---------- Record excerpts ----------
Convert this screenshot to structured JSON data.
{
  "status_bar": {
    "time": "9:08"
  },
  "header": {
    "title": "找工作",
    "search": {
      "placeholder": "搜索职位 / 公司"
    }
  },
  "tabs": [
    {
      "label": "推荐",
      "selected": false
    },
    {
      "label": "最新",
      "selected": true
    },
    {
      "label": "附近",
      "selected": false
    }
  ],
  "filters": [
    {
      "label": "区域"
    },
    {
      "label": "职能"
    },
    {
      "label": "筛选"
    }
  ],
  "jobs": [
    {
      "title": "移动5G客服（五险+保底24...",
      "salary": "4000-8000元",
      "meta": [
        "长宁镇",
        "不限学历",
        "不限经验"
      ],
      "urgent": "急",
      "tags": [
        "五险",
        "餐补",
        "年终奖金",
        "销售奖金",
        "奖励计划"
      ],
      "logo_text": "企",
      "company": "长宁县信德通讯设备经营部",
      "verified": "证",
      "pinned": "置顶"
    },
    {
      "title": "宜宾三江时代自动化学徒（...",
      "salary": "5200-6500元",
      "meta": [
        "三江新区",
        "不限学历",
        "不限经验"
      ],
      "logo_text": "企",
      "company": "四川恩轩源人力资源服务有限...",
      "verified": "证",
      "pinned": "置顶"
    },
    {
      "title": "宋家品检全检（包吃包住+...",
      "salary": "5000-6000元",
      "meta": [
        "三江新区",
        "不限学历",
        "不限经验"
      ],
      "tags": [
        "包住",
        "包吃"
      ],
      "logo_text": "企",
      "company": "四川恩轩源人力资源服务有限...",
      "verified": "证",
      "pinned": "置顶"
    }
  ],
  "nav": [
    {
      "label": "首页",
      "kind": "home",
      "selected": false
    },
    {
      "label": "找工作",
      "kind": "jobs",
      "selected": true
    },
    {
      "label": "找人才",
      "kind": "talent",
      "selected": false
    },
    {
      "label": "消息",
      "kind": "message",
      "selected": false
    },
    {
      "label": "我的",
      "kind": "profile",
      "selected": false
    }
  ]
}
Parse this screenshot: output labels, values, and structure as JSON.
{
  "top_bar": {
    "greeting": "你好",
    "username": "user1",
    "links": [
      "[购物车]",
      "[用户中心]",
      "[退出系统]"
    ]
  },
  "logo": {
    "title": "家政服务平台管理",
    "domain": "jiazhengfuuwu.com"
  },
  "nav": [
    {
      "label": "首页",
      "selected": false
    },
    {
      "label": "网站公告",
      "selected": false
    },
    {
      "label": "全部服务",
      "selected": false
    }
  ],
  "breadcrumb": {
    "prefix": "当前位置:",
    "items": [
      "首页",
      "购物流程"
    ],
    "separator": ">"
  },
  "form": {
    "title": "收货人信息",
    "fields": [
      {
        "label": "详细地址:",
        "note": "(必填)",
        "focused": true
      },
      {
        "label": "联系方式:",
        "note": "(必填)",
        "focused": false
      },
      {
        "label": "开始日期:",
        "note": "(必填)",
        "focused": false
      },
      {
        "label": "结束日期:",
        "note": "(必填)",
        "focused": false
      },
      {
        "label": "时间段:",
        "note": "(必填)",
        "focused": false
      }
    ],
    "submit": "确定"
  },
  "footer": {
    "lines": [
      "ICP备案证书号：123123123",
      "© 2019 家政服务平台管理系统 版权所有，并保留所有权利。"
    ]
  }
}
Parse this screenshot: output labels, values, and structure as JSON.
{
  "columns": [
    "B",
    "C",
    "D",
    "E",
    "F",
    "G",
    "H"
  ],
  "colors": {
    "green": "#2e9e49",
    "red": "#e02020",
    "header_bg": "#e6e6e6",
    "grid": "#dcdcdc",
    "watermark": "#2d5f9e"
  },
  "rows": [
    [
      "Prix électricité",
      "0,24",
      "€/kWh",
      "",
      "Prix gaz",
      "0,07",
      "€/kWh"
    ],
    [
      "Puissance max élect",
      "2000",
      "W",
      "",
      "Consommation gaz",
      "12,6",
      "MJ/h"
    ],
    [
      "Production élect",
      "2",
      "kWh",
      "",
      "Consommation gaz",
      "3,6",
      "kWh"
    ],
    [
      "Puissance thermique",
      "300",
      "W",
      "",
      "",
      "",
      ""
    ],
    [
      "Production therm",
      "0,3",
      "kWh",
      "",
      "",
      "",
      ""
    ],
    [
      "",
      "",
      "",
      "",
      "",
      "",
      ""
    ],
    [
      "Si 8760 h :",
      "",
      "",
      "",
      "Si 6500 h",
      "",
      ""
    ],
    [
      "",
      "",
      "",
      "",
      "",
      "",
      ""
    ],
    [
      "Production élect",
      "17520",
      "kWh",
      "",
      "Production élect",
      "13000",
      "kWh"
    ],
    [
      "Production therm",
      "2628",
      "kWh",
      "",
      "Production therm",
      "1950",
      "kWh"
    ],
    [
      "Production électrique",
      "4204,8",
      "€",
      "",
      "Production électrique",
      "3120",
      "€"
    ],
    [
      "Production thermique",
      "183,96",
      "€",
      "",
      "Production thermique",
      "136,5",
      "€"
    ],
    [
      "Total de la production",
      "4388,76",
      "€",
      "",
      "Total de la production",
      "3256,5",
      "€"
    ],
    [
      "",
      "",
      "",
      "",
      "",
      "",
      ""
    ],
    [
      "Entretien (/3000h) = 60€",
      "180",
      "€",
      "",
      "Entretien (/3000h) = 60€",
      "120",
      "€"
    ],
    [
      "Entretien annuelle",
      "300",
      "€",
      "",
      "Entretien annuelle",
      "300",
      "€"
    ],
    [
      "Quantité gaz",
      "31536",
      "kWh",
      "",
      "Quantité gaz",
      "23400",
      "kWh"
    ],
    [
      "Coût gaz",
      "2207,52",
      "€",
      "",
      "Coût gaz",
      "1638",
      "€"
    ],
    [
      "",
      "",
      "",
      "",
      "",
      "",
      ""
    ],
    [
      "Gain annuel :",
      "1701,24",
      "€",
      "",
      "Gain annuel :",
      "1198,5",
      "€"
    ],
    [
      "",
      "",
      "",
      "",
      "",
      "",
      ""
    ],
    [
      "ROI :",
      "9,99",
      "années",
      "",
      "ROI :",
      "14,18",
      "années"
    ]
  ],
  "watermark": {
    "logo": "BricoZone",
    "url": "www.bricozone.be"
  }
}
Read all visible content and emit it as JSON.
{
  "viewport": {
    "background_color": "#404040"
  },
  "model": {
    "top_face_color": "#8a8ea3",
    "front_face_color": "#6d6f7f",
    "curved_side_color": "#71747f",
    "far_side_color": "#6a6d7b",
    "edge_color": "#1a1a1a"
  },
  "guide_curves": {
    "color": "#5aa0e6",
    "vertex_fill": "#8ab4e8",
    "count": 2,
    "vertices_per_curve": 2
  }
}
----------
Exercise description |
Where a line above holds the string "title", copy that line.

Solution to this task |
    "title": "找工作",
      "title": "移动5G客服（五险+保底24...",
      "title": "宜宾三江时代自动化学徒（...",
      "title": "宋家品检全检（包吃包住+...",
    "title": "家政服务平台管理",
    "title": "收货人信息",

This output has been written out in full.